When you create a new table, you must decide on the data types for each column. You already encountered some of the general column types, such as VARCHAR and INT, in Lesson 14. Now let's look at the most common data types in more detail.
INTEGERAn integer is a whole number. The range of values that can be stored in an integer data type depends on the size of the integerMySQL has five different sizes:
In the sample database, quantity is defined as TINYINT UNSIGNEDit is expected that no single order will include more than 255 of the same product. The column is declared UNSIGNED because it is nonsense to allow a negative quantity. DECIMALDECIMAL is an exact, fixed-point number. It is declared as DECIMAL(M,D), where M is the total number of digits and D is the number of digits after the decimal point. In the sample database, we used DECIMAL for both the weight and price columns on the products table.
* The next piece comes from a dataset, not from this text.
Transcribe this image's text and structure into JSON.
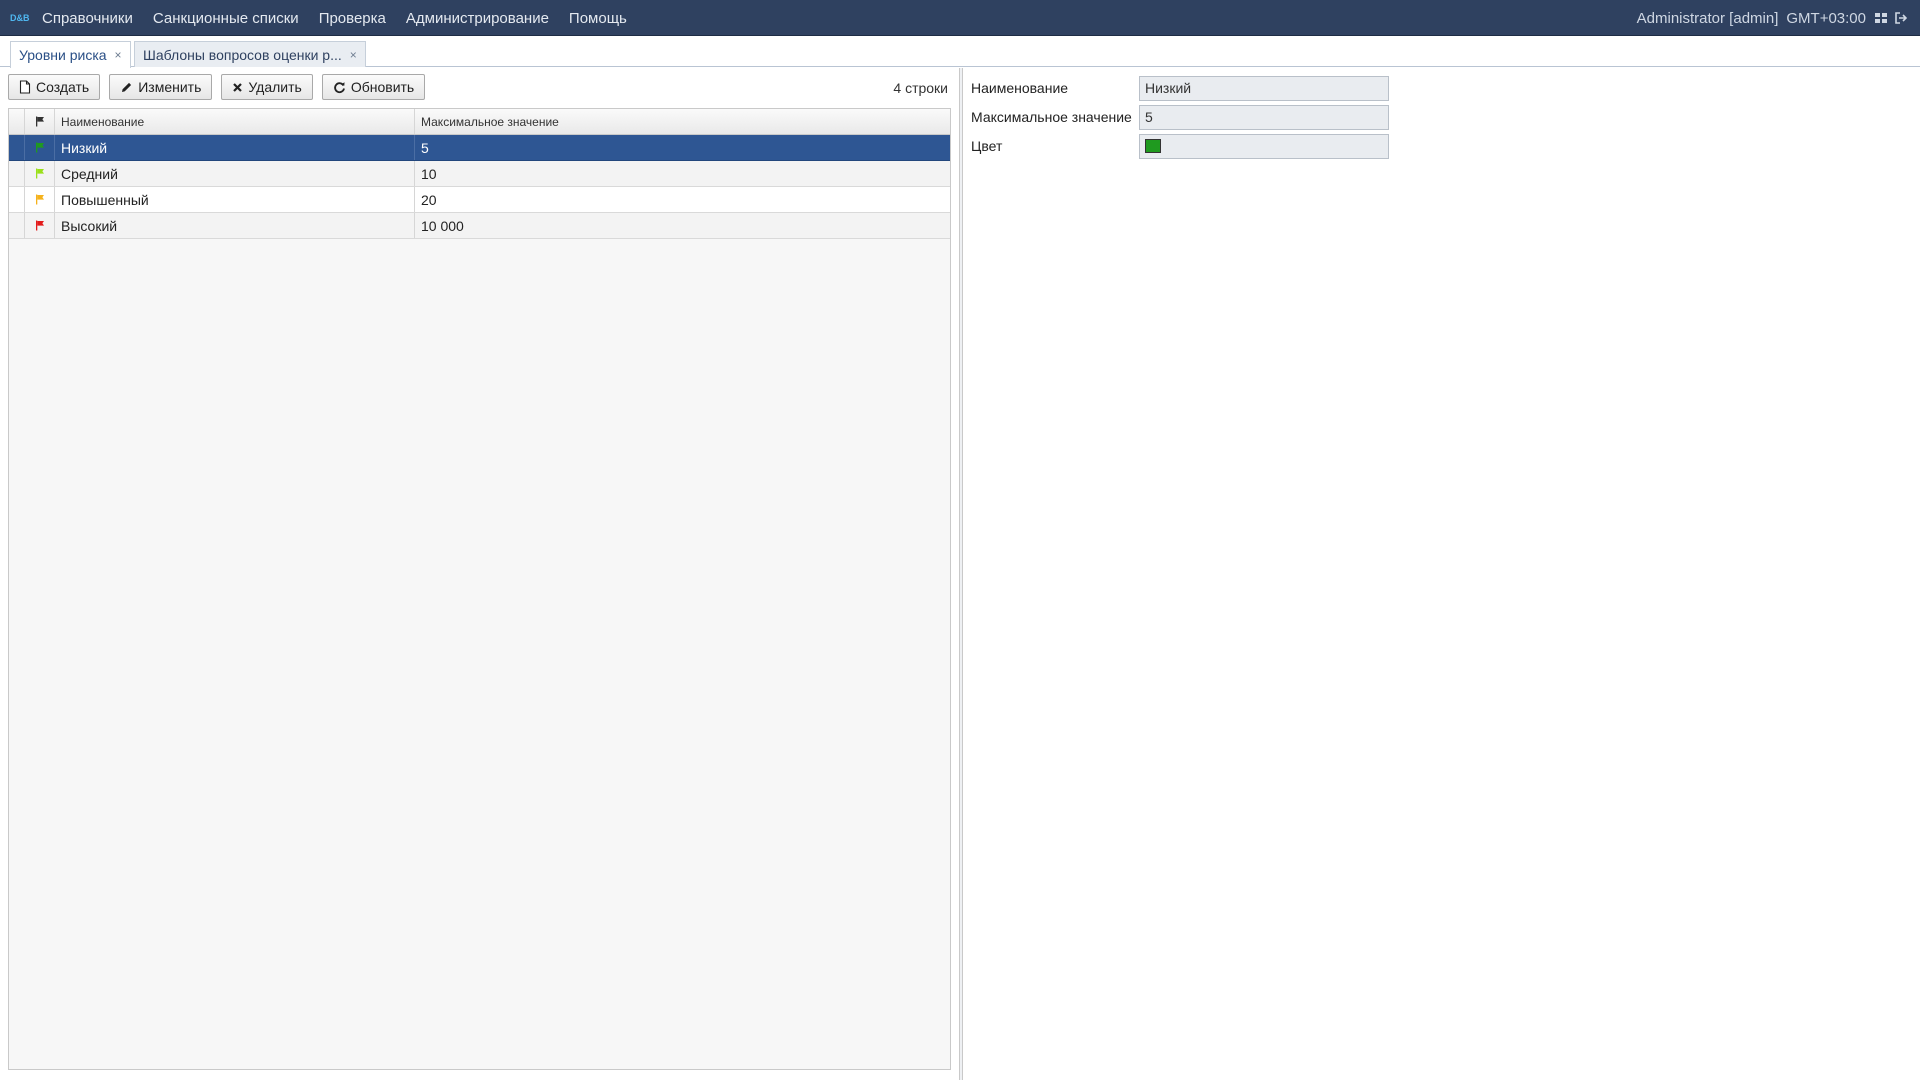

Each was declared as DECIMAL(6,2), meaning that the largest value that could be stored in each is 9999.99six numbers in total, with two appearing after the decimal point. |